An international film-maker has warned that without international pressure fierce rivals Hamas and Fatah may refuse to free detained dissidents even as they exchange their ‘own’ prisoners as a result of a unity deal.
The release of prisoners is expected as a result of the signing of agreements late in May 2011 in Cairo between the two main Palestinian political factions, Fatah (wihich controls the West Bank) and Hamas (which controls the Gaza Strip). faction, but also to free prisoners who have been locked up because they oppose violence and confrontation.
“Hamas security should immediately release Mohamed Abu Muailek, who is the prime example in Gaza of a young man who has defied the violence and hatred that dominates the political scene there,” said Paul Martin, an international correspondent who had filmed Abu Muailek’s story.
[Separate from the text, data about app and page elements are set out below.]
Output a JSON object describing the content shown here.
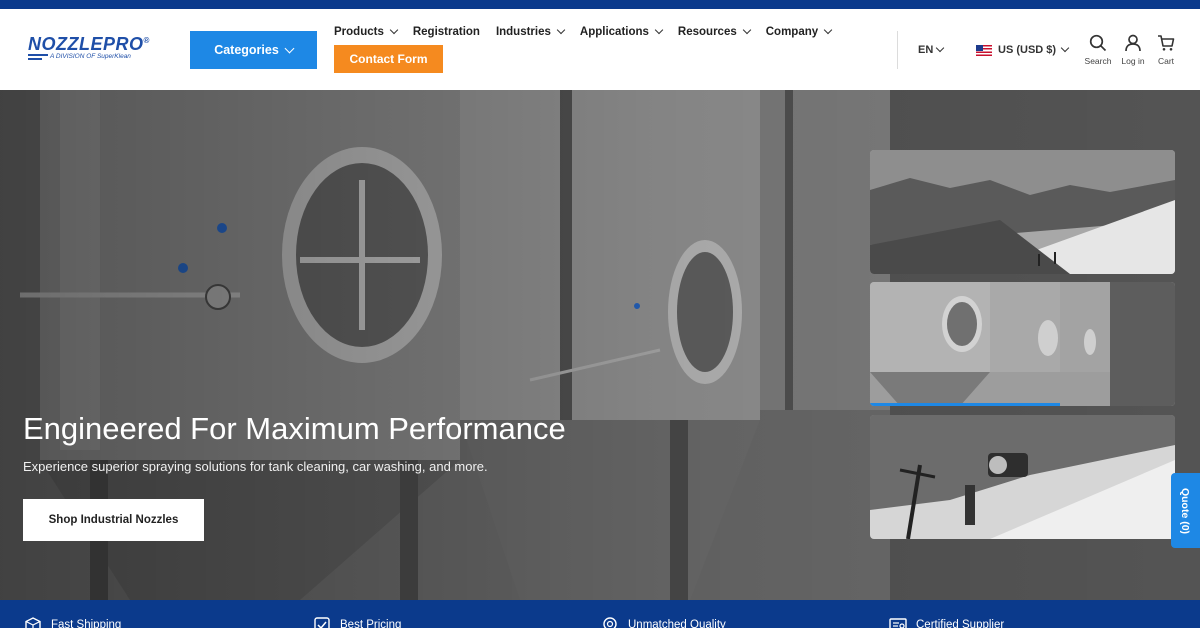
{
  "logo": {
    "brand": "NOZZLEPRO",
    "mark": "®",
    "tagline": "A DIVISION OF SuperKlean"
  },
  "header": {
    "categories_label": "Categories",
    "nav": [
      {
        "label": "Products",
        "dropdown": true
      },
      {
        "label": "Registration",
        "dropdown": false
      },
      {
        "label": "Industries",
        "dropdown": true
      },
      {
        "label": "Applications",
        "dropdown": true
      },
      {
        "label": "Resources",
        "dropdown": true
      },
      {
        "label": "Company",
        "dropdown": true
      }
    ],
    "contact_label": "Contact Form",
    "language": "EN",
    "currency": "US (USD $)",
    "utilities": [
      {
        "label": "Search",
        "icon": "search-icon"
      },
      {
        "label": "Log in",
        "icon": "user-icon"
      },
      {
        "label": "Cart",
        "icon": "cart-icon"
      }
    ]
  },
  "hero": {
    "title": "Engineered For Maximum Performance",
    "subtitle": "Experience superior spraying solutions for tank cleaning, car washing, and more.",
    "button_label": "Shop Industrial Nozzles",
    "thumbnails": [
      {
        "name": "snowy-mountain-thumbnail"
      },
      {
        "name": "steel-tanks-thumbnail",
        "active": true
      },
      {
        "name": "snow-cannon-thumbnail"
      }
    ]
  },
  "quote_tab": {
    "label": "Quote (0)"
  },
  "features": [
    {
      "label": "Fast Shipping",
      "icon": "box-icon"
    },
    {
      "label": "Best Pricing",
      "icon": "check-icon"
    },
    {
      "label": "Unmatched Quality",
      "icon": "badge-icon"
    },
    {
      "label": "Certified Supplier",
      "icon": "certificate-icon"
    }
  ],
  "colors": {
    "brand_blue": "#1f4fa8",
    "navy": "#0b3a8c",
    "accent_blue": "#1e88e5",
    "accent_orange": "#f58a1f"
  }
}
He urged Human Rights Watch and Amnesty International to join him in demanding that Hamas and Fatah free all dissidents held by either side. ”I’m worried they will make a deal to release their ‘own’ activists, yet ignore Mohamed because he disagrees with both movements in certain respects,” said Martin.
Abu Muailek, now 26, has spent over two years in jail, accused but not convicted of spying, after he spoke out against Hamas for its rocket attacks on Israel. Amnesty International has strongly criticised Hamas security services for their alleged torture of Abu Muailek during interrogations.
In a film broadcast eight times on BBC WORLD NEWS, Abu Muailek had said that these rocket attacks damaged Palestinian interests.
Abu Muailek had been part of a militant group affiliated with Fatah that had fired rockets into Israeli civilian areas. He had made no secret of his change of heart, and prior to his arrest had allowed himself to be filmed using the Internet to chat to an Israeli. In the film “Rocket Man Under Fire” shown on the BBC, Abu Muailek said that this friendship had helped change his view of the need for violent conflict.
Film-maker Martin was detained when about to give evidence in Abu Muailek’s favour at a Hamas military court in February 2010. He spent 26 days in captivity before being released without charge.